March - April
Art, science and
a red rubber nose
A commentary on medical technology and the human element in 21st
By Lilli Jolgren Day
The surprise hit movie of this past 1998 holiday season was the story of a medical student
humor and compassion to treat the ails of his patients. While "Patch Adams" may have been considered an
unlikely contender for the #1 spot by critics, the movie's success does not surprise me. My guess is that
Hollywood's hierarchy has attributed its popularity to leading man Robin Williams, but I believe the success
of this movie is quite simply its subject matter-a doctor who cares and shows it, who believes in the
dignity of people whether sick or well and who treats his patients in a generous and loving way. The fact
that the movie was based on a true story made it that much more appealing to a public that has been alienated
and set adrift by a medical field that values science above humanness.
The discoveries and
advances made in medicine over the past 100 years are extraordinary. The work of 19th century scientists
such as Joseph Lister, Louis Pasteur, Robert Koch and Paul Ehrlich catapulted the understanding of germ
theory in the 20th century forward helping to bring an end to terrible epidemics like cholera, diphtheria
and smallpox. Advances in anesthesiology, infection control and microsurgical instruments have allowed
surgical techniques and procedures to grow rapidly in both number and complexity. Charles Best and Frederick
Banting discovered insulin in 1921 and treatment for diabetes became possible. The invention of the electron
microscope in the late 1930s supported a better understanding of the biology of the virus, giving way
to Jonas Salk's polio vaccine in 1955. Radiant energy and chemotherapy became important treatments in
the fight against cancer during the 20th century and the medical specialty of oncology emerged, improving
the chances of survival for cancer patients.
The list of medical innovations of this century
is as endless as it is impressive, a fact that we can all be thankful for. Yet I believe that the same
technology that our doctors now have available to them to help diagnose and treat disease has led them
away from the art of medicine and seduced them into believing only in the science. The result of this
progress, although noble in it's intentions, has succeeded in creating a generation of physicians with
little confidence in their own innate ability to diagnose, treat and heal their patients and has led them
to a adopt an agenda where the patients own words and suffering are undervalued in the process of diagnosing
and treating illness.
Test results have become the sacred writ of the diagnostician and there
is little doubt that CT, ESR, MRI, CBC, ECG, BUN, etc. can give a physician great insight into the pathology
of an illness. But if a patient's account of symptoms does not match up precisely with the test results,
or when test results are considered unremarkable or inconclusive, patients are often misdiagnosed or dismissed
as malingers or hypochondriacs. The patient's personal story of illness and suffering is diminished and
their quality of life is not given the same consideration and respect as are granted the test results.
People who suffer with chronic illnesses such as CFIDS, fibromyalgia, multiple sclerosis,
inflammatory bowel disease, interstitial cystitis, endometriosis, lupus (and many others) are especially
vulnerable to the torments of this mindset and know too well the frustration of attempting to gain a diagnosis
and treatment strategy while plagued with a multitude of symptoms that are difficult to measure with medical
A physician approaching a patient from a purely scientific viewpoint has the luxury
of seeing things in black and white only.
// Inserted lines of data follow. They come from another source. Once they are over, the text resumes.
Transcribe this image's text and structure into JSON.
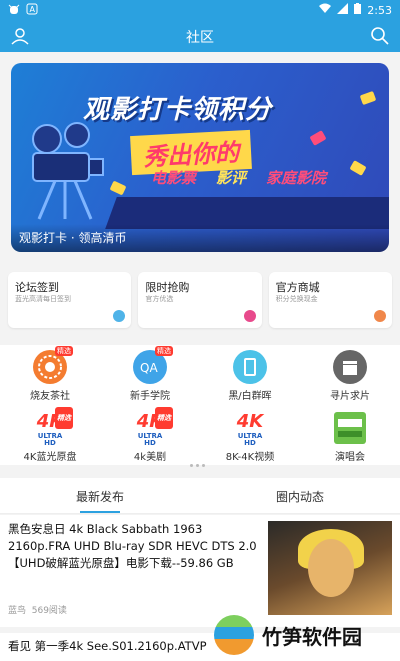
{
  "status_bar": {
    "time": "2:53",
    "left_icons": [
      "bug-icon",
      "a-icon"
    ],
    "right_icons": [
      "wifi-icon",
      "signal-icon",
      "battery-icon"
    ]
  },
  "app_bar": {
    "title": "社区"
  },
  "banner": {
    "headline": "观影打卡领积分",
    "subheadline": "秀出你的",
    "tags": [
      "电影票",
      "影评",
      "家庭影院"
    ],
    "caption": "观影打卡 · 领高清币"
  },
  "quick_cards": [
    {
      "title": "论坛签到",
      "subtitle": "蓝光高清每日签到",
      "color": "#4fb3e8"
    },
    {
      "title": "限时抢购",
      "subtitle": "官方优选",
      "color": "#e84a8c"
    },
    {
      "title": "官方商城",
      "subtitle": "积分兑换现金",
      "color": "#f0874a"
    }
  ],
  "grid": [
    {
      "label": "烧友茶社",
      "badge": "精选",
      "icon": "sofa-icon"
    },
    {
      "label": "新手学院",
      "badge": "精选",
      "icon": "qa-icon"
    },
    {
      "label": "黑/白群晖",
      "badge": "",
      "icon": "nas-icon"
    },
    {
      "label": "寻片求片",
      "badge": "",
      "icon": "clapper-icon"
    },
    {
      "label": "4K蓝光原盘",
      "badge": "精选",
      "icon": "4k-icon"
    },
    {
      "label": "4k美剧",
      "badge": "精选",
      "icon": "4k-icon"
    },
    {
      "label": "8K-4K视频",
      "badge": "",
      "icon": "4k-icon"
    },
    {
      "label": "演唱会",
      "badge": "",
      "icon": "concert-icon"
    }
  ],
  "tabs": [
    "最新发布",
    "圈内动态"
  ],
  "posts": [
    {
      "title": "黑色安息日 4k Black Sabbath 1963 2160p.FRA UHD Blu-ray SDR HEVC DTS 2.0【UHD破解蓝光原盘】电影下载--59.86 GB",
      "author": "蓝鸟",
      "views": "569阅读"
    },
    {
      "title": "看见 第一季4k See.S01.2160p.ATVP"
    }
  ],
  "watermark": {
    "text": "竹笋软件园"
  }
}
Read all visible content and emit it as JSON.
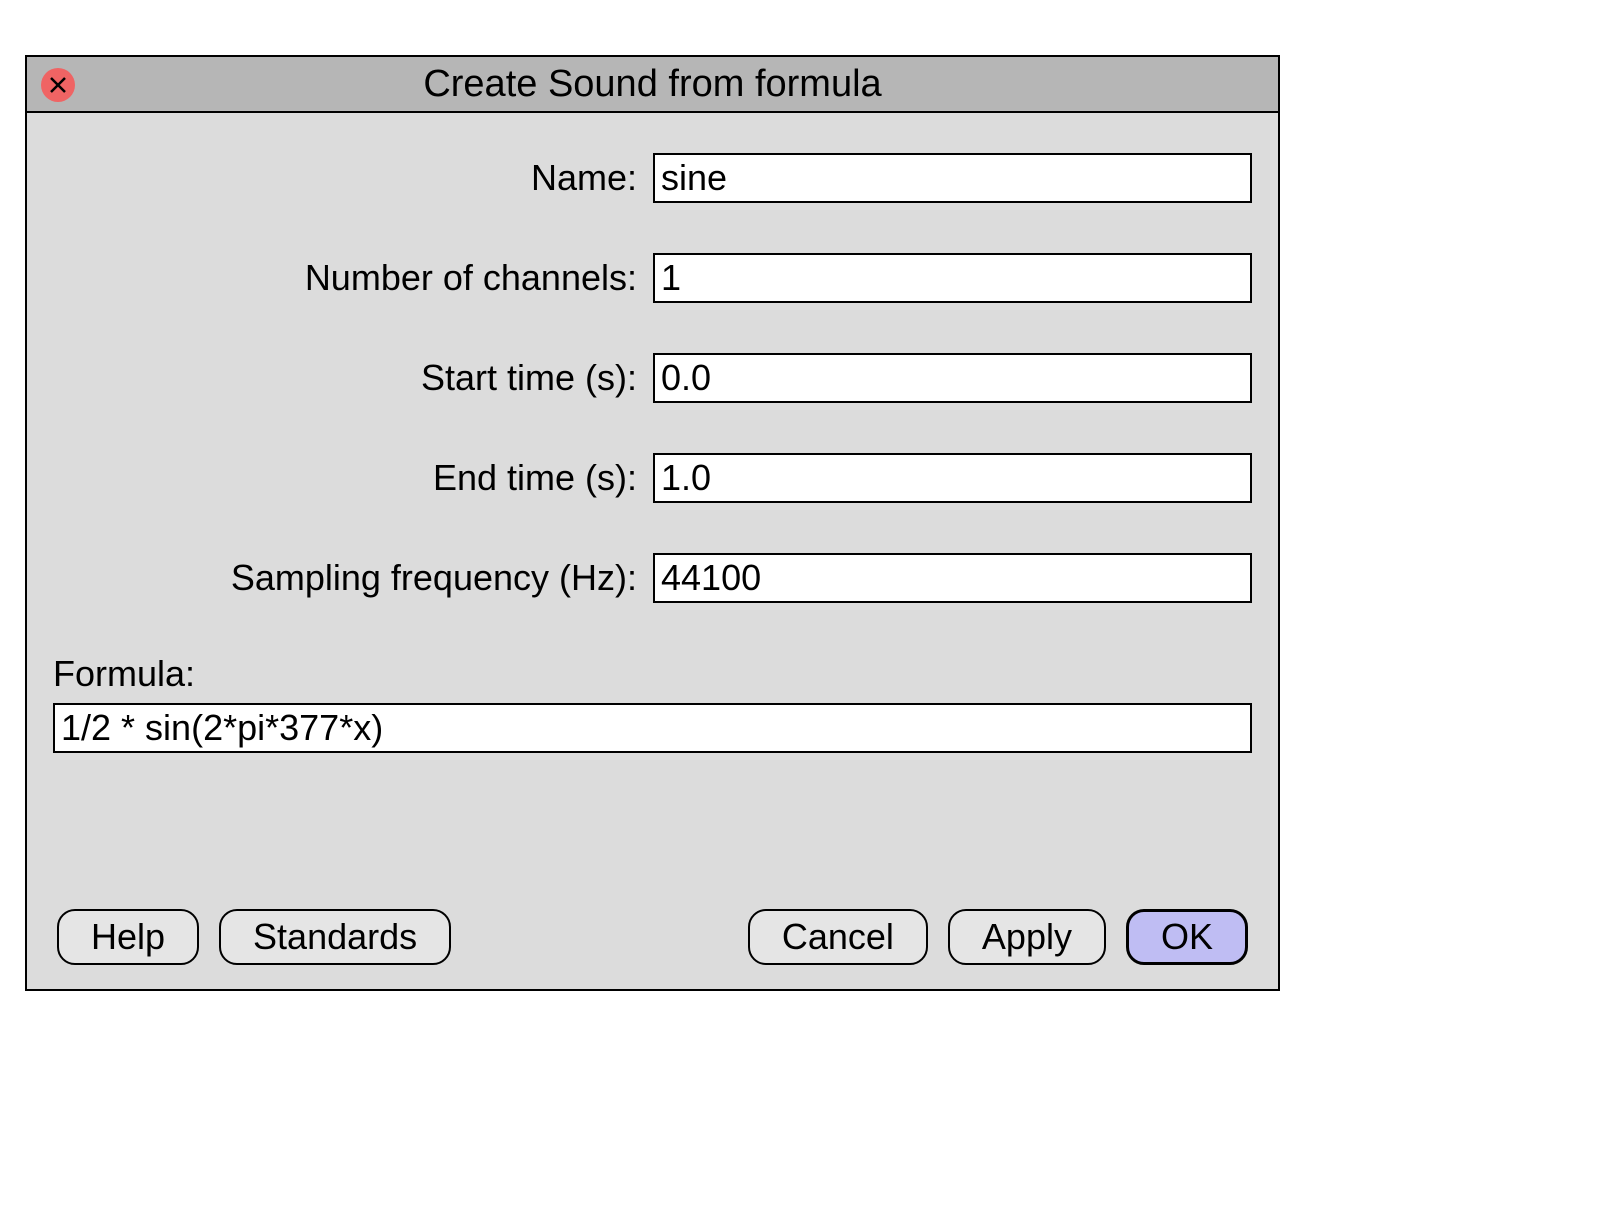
{
  "dialog": {
    "title": "Create Sound from formula"
  },
  "fields": {
    "name": {
      "label": "Name:",
      "value": "sine"
    },
    "channels": {
      "label": "Number of channels:",
      "value": "1"
    },
    "start_time": {
      "label": "Start time (s):",
      "value": "0.0"
    },
    "end_time": {
      "label": "End time (s):",
      "value": "1.0"
    },
    "sampling_freq": {
      "label": "Sampling frequency (Hz):",
      "value": "44100"
    },
    "formula": {
      "label": "Formula:",
      "value": "1/2 * sin(2*pi*377*x)"
    }
  },
  "buttons": {
    "help": "Help",
    "standards": "Standards",
    "cancel": "Cancel",
    "apply": "Apply",
    "ok": "OK"
  }
}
It is or it isn't. The patient, of course, does not have this
luxury. A test result may tell a physician that the patient's pain is not caused by rheumatoid arthritis,
but that fact does not change the reality for the patient, who is still experiencing the pain. Symptoms
like sleep disturbance, fatigue, dizziness, intestinal distress, pain and cognitive problems are not only
difficult to measure but they are invisible and subjective and as a result are often met with skepticism
rather than compassion. Treating people with chronic illness is challenging and it is the exceptional
doctor who understands that "difficult to treat" does not mean "difficult patient."
is no reason to believe that the body of knowledge in the field of medicine will not continue its rapid
growth, marching into the new millennium with continued speed and bringing with it many new and exciting
discoveries and treatments for mankind's disease. Gene therapy, radiology procedures utilizing holography,
telemedicine, anti-AIDS vaccine research, laser technology and minimally invasive surgical techniques
are just a few examples of innovations and therapies that medical science is currently exploring and refining.
I am not so foolish or naive as to believe that the use of a red rubber nose, a whoopee cushion and a
book of knock-knock jokes are capable substitutes for these and other instruments of 21st century medical
technology. However, as we come face to face with the year 2000, my hope for medicine and the men and
women who practice it is simply this: that the patient's voice be heard above the roar of technology and
that as science strives to heal the body, so the art of medicine will be remembered and called upon to
care for the spirit.
Lilli Jolgren Day lives in Plymouth, Mich.